Simple Ways To Improve Home Resale Value Using Paint & Restored Finishes
Choosing which home improvements to make in order to sell a home for maximum gain can be a tricky task. “What’s the ROI on this or that?” are common questions. In the world of painting and finishing, here’s some no-nonsense wisdom on ways to improve home resale value and reap maximum gain.
To begin, keep in mind that buyers aren’t going to look as closely at your home as you’d imagine. It’s intimate to you, but they’re getting an impression. That said, we recommend walking into your home the way most buyers will and analyze it from a buyer’s point of view. So start at your front door and walk in. What do you see? Does it look right? Proceed in a natural flow through the living spaces, then to the private bedrooms and baths. Glance in from a doorframe, maybe walk in a couple feet, but don’t over complicate things by walking a room’s perimeter edges and staring up and down with concern. Find the obvious, and fix it.
Realtors will advise that it’s important to neutralize any medium to dark tones in the home. A basic two coat repaint should suffice to bring these back to a more neutral tone. Don’t try to only do one coat: thin and insufficient coverage will be a move in the wrong direction. And while it may hurt you to erase an accent color you loved, remember this is for the new buyer, and it’s time to move on.
For painted trim, washing it can be highly effective rather than painting it. So start there. Some mild dish soap on a soft, lint free rag is a fantastic start. Paint the trim only if you must. Do not invest in painting items that are stained and finished: While everyone does love white woodwork, the ROI just isn’t there, so it’s not a cost-effective way to improve home resale value.
Now on to stained and finished woodwork. There’s a lot of it in the Milwaukee area, from New Berlin to Glendale, and from Kenosha to Menominee Falls. You’ve got to make sure it looks fresh! Sometimes a simple washing will do. Door edges, around the handles, and windowsills are common areas of dirt build up. Murphy’s oil soap can really make things look clean and nice. If that doesn’t do it, there are several finish restoration products available. A quick application of Howard Restor-A-Finish, for example, will add a touch of color back into your woodwork, and add some luster. Just like with washing, you should focus on the doors, door frames, and window trim, ledges, and then any obvious stretches of baseboard. You’ll be amazed how effective and easy this product is to use.

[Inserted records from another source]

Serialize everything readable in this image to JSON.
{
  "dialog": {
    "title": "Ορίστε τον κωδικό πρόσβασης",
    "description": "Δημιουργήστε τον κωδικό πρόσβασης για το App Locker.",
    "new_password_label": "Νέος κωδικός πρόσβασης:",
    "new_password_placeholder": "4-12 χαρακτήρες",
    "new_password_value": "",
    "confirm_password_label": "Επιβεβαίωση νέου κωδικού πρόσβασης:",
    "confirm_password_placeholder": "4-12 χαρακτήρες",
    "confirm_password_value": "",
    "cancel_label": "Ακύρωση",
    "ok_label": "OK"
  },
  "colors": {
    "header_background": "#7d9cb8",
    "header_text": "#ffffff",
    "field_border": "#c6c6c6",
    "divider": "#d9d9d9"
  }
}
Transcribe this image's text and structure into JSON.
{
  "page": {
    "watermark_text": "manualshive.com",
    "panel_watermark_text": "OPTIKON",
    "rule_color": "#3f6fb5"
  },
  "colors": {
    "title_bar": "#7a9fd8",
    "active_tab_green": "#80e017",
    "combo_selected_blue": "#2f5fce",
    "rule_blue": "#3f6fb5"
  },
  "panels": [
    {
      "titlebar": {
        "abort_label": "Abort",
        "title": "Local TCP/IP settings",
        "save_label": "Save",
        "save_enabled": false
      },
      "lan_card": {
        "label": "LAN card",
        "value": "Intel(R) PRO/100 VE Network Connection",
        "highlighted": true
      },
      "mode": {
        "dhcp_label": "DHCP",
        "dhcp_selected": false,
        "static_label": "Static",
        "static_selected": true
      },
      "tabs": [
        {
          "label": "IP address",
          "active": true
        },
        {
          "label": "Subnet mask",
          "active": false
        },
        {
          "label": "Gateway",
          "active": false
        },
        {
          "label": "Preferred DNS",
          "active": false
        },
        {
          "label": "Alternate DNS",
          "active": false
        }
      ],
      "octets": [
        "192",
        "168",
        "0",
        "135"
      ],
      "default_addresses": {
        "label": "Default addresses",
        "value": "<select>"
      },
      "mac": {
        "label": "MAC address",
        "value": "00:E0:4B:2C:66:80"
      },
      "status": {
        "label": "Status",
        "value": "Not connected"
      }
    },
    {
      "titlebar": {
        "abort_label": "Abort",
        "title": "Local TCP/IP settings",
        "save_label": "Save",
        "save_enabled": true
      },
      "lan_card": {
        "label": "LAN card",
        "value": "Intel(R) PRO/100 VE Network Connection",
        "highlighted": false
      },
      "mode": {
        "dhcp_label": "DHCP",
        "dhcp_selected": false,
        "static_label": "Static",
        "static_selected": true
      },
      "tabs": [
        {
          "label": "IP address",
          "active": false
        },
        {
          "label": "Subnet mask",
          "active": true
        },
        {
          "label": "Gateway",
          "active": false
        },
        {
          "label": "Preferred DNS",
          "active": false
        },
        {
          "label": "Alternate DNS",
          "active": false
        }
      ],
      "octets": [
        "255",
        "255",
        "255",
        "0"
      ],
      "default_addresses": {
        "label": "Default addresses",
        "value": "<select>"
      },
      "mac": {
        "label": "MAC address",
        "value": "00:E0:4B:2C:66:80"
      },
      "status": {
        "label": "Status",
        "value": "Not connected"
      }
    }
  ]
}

One final word of advice: Don’t make the mistake of thinking touching up your paint with those cans from the basement will work. It usually won’t, unless it was very recently painted. You’re more likely going to get a patchwork quilt effect, rather than a perfectly blended surface. So with that in mind, plan on painting walls at least from a corner to a corner. This minimizes the need to repaint a whole room.
At the end of the day, remember it’s about that overall impression. While painting and restoring some luster to woodwork are low cost, valuable updates, there are other important things to do. Make sure floors are clean, lighting is great, windows are washed, counters are clean, spaces are decluttered, and the home smells nice. Altogether, these actions will help you sell your home at a great price without pouring a bunch of money into it before listing.